It is not the only recent comparison between events in Washington and events in the Roman Empire. For example, Donald Trump stands next to the Gracchi, the Pompeii, and the Caesares who ended the Roman republic.
There is something to be said for it. An elite that accepted privilege without servitude was perceived as corrupt, lost support, and perished. But yes: that analysis is so general that it is always correct. The collapse of the papacy in the thirteenth century and the downfall of French absolutism are other examples. The comparison is so broad that it is meaningless.
I have also seen the parallel with the sack of Rome in 410. The comparison would clarify something if Emperor Honorius had ordered Alaric to storm a palace in Ravenna and if Alaric had led troops of xenophobia. As is known, Alaric was at the head of a veteran army, he stormed not a government building but a city, and it was not the city where the monarch was staying. The army was also largely made up of foreigners .
The real problem is that we are comparing apples and pears. The limits of comparability are the theme of comparison theory. Historians try to get a grip on what is and what is not comparable by naming society types.
The best-known example is the four-stroke Antiquity / Middle Ages / New Time / Modern Time. So you can compare the witch trials and the Spanish Inquisition because they took place in the same period, but the comparison with McCarthyism is more difficult.
For economic analysis, you can agree that you can compare palace economies with palace economies. And that you can compare feudal economies with economies based on feudality. And capitalist societies with capitalist societies. We also know the Service and Fried layouts.
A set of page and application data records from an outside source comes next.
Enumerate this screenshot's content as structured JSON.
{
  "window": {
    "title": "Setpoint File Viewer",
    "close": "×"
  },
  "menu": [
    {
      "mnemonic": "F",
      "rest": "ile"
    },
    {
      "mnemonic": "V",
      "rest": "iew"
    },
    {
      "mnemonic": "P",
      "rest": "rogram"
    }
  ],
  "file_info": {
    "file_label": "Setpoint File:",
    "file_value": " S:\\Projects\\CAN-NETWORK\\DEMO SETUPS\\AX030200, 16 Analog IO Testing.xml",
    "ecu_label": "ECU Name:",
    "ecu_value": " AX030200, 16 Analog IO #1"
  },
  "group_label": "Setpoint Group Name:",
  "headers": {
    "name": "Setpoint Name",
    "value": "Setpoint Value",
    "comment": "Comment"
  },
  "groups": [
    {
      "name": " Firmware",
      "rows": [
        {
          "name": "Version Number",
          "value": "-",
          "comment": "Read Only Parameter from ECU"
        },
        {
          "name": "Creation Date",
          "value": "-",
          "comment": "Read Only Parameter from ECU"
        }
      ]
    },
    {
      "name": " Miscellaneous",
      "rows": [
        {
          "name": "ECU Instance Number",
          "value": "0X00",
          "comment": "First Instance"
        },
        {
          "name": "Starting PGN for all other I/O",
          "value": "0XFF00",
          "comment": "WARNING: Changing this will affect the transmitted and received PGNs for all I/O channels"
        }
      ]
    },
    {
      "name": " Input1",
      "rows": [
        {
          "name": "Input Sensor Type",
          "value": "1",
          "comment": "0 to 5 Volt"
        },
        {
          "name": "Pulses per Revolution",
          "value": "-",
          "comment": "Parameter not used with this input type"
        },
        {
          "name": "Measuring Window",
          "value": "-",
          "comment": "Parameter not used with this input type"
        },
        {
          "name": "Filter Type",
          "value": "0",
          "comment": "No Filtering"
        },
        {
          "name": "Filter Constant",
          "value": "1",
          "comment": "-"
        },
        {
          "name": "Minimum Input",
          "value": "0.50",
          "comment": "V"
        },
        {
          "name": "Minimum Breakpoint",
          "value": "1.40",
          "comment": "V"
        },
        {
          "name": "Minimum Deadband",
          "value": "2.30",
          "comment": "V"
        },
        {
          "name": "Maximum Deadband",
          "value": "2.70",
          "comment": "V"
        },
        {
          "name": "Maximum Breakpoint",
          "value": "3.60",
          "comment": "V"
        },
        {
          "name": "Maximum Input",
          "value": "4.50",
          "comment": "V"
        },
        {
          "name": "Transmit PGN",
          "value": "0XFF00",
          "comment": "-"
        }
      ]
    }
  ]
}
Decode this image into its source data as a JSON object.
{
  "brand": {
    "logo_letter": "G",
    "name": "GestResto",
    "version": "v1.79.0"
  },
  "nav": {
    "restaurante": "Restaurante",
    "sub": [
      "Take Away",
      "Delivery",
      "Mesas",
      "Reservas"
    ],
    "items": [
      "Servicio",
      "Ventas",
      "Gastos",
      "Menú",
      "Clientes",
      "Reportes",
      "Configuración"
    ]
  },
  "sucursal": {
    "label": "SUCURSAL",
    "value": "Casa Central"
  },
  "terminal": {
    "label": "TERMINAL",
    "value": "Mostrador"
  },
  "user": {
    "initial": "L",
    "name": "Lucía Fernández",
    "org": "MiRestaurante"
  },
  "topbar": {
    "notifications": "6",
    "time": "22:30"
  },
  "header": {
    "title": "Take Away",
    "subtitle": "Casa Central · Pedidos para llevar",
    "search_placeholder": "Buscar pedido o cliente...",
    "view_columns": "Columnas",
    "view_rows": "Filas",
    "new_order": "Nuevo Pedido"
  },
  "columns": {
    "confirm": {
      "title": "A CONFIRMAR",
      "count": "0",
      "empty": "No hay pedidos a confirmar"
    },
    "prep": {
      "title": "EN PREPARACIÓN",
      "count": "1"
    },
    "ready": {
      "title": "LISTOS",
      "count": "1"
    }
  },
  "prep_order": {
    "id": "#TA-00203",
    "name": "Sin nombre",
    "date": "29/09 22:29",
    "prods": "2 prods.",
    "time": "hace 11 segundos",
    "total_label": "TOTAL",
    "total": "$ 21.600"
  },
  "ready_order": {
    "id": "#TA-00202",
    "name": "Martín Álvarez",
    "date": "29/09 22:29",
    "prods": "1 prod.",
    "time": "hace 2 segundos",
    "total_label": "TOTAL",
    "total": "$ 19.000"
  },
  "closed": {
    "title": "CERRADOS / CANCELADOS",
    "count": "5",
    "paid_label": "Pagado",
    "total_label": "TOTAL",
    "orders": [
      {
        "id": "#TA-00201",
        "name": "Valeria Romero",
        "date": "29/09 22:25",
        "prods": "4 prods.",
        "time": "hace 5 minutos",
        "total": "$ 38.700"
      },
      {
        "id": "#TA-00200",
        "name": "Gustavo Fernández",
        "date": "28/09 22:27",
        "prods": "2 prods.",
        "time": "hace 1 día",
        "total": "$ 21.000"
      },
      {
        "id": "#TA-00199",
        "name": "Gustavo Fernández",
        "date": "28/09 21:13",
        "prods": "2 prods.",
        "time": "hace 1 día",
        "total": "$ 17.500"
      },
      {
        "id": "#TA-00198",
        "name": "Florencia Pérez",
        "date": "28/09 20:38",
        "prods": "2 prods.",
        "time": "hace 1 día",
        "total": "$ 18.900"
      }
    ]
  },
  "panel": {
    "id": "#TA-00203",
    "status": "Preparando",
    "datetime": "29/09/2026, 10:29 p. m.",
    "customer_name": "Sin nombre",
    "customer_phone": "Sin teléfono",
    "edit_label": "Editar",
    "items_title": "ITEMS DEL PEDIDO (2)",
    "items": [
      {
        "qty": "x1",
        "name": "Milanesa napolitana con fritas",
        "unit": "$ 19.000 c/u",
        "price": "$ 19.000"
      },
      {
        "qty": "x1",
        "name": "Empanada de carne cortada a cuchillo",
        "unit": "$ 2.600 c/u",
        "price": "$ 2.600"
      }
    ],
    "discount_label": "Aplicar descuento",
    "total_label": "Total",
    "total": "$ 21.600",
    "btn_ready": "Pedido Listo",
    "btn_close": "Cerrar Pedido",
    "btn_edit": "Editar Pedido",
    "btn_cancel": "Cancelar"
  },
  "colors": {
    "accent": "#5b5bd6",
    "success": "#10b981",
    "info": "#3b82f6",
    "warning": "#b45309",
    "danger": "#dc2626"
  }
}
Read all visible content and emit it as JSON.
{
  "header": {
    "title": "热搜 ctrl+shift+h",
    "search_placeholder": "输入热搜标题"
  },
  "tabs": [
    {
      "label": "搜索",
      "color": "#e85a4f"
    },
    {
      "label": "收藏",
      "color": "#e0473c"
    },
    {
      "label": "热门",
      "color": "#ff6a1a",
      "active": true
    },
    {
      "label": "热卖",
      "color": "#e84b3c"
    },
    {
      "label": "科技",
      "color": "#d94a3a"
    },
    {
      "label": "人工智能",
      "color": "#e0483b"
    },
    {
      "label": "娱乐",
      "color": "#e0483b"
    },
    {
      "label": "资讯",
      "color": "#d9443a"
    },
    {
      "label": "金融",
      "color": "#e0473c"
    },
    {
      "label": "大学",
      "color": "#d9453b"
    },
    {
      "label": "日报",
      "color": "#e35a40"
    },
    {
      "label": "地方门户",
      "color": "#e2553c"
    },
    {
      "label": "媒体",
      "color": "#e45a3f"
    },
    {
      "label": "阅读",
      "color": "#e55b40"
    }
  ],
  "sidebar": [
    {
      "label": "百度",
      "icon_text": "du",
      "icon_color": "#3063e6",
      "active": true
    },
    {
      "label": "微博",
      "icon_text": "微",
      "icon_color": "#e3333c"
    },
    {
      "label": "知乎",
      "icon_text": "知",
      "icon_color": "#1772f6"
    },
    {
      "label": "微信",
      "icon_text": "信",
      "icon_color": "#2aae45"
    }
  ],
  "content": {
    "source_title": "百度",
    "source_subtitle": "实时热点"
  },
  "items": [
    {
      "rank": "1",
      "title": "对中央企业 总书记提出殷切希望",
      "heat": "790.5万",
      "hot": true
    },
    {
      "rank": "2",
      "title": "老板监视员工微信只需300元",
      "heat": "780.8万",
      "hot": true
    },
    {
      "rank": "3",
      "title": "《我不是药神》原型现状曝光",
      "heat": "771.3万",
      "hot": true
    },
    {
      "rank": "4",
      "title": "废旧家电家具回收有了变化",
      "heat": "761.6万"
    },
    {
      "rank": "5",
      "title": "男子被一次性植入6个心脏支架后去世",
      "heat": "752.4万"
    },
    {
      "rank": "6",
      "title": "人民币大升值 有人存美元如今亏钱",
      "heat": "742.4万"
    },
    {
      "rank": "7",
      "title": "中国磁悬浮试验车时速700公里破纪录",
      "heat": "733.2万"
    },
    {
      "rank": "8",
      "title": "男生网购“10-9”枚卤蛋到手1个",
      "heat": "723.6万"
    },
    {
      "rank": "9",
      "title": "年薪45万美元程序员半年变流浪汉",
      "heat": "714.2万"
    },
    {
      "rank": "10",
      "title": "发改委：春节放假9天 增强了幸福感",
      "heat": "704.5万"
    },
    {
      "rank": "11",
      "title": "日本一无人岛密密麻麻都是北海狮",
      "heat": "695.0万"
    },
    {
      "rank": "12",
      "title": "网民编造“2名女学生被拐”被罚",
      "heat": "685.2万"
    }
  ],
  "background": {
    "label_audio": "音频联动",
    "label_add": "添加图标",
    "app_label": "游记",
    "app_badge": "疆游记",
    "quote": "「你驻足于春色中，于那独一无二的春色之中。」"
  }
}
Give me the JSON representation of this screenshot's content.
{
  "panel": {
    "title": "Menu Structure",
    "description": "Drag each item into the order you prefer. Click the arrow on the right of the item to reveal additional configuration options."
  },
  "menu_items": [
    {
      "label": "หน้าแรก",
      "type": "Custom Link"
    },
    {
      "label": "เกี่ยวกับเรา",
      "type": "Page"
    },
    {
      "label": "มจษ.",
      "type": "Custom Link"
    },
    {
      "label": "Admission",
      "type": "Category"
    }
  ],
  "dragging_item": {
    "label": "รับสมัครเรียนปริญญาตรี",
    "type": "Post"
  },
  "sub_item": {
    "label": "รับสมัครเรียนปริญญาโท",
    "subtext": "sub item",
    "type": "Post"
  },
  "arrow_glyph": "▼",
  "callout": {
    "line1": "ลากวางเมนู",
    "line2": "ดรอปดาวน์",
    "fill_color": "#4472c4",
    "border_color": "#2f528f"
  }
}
The complexity and size of a society are the starting point in this: horde, tribe, chiefdom, early state, developed state.
It isn’t very sensible to compare the pre-industrial Roman Empire with the post-industrial United States in plain English in plain English. More insight can be gained by comparing the events in America with those in the Weimar Republic. So my advice would be: leave Antiquity out.
Limit yourself to what makes sense within the limits of the equation. Comparing America with Weimar is complicated enough. We do not need to include Antiquity.
Manipulation and lack of development
You notice: equation theory is not rocket science. Why then do people constantly draw parallels between Antiquity and Modern Times?
One explanation will be a lack of general development. Above I make a comparison between Weimar and Washington because I have read something about Weimar. But maybe in Latin America, which I don’t know about, there is a much better parallel.
However, I don’t know them. And that limits the parallels I can recognize. So anyone who only reads books about the Romans automatically compares the present with it. That’s a common human thing to do, but you can teach yourself that parallels are more nonsensical the further back they go.
There is a second explanation: manipulation. If you characterize the relationship between the EU and Russia as “never again Munich,” you force others to look at the relationship between the two power blocs from a certain perspective.
As in the picture, which compares Washington in 2021 with Rome in 455, makes others look at America as a dying Roman Empire, even if the parallel does not go beyond the word similarity “vandal.” Again, we can unlearn ourselves to believe such parallels and learn to recognize them as more nonsensical the further back they go.